Once upon a time, Android apps ran on phones, and GNU/Linux apps ran on PCs. Things are a lot blurrier these days, thanks things like Chromebooks, which can run Android, Chrome OS, and Linux apps on a single device.
If you want to run Android apps on your non-Chromebook laptop, there have been ways to do that for a while… but most involve installing some sort of virtual machine and interacting with Android apps inside a complete virtual Android environment.
A few years ago the folks at Anbox introduced a solution that lets you run Android apps in a Linux environment as if they were native Linux apps. Now Collabora has a different solution that it calls SPURV.
In a nutshell, SPURV offers a way to run Android apps on a system running a GNU/Linux operating system with the Wayland display server. The software is open source and available for anyone to build from scratch… but there are currently no plans to offer it as an easy-to-install application using Flatpack or a similar package management system.
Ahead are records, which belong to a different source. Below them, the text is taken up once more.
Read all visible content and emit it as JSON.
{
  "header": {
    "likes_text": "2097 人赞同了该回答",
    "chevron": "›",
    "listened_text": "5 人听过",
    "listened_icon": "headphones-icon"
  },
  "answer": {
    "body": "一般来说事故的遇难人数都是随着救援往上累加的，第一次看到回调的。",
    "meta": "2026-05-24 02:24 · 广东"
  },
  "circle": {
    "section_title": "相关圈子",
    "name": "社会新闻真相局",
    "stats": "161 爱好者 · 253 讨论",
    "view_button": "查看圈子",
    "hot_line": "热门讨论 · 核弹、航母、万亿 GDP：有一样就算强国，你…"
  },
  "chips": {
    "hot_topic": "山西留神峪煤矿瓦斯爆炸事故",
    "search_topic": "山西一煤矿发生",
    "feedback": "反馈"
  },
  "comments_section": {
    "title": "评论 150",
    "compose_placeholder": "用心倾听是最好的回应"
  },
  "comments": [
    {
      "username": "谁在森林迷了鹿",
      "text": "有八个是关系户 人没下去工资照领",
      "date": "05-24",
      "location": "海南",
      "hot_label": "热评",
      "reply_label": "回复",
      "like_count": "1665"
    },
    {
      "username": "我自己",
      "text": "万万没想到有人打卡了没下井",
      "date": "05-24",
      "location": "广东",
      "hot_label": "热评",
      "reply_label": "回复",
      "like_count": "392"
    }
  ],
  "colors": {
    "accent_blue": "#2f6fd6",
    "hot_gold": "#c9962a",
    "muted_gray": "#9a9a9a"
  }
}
SPURV is basically a set of tools that allows you to install a complete Android operating system in a container and then provides access to a computer’s audio, graphics, and networking hardware, among other things.
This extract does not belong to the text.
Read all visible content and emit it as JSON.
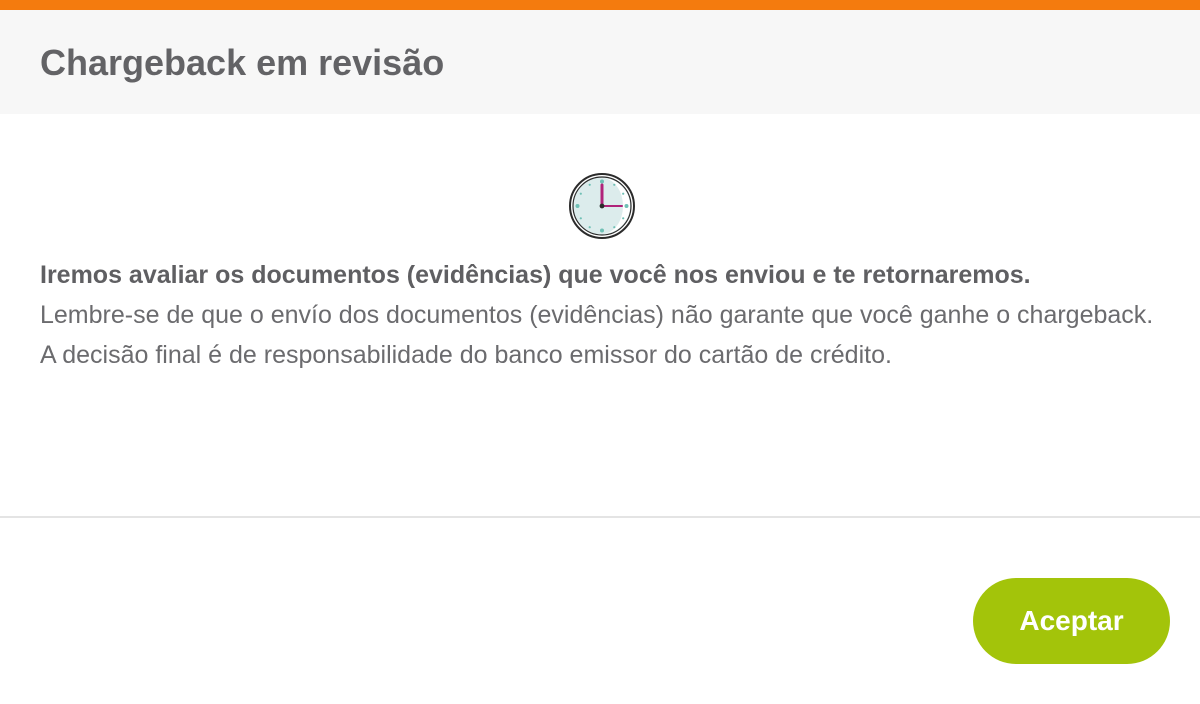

The result is that you can run Android apps in windows as if they were native apps and they should support hardware-accelerated graphics, touchscreen displays, and other features.
The down side is that you’re basically running two full operating systems at once, which could take a toll on system resources and performance.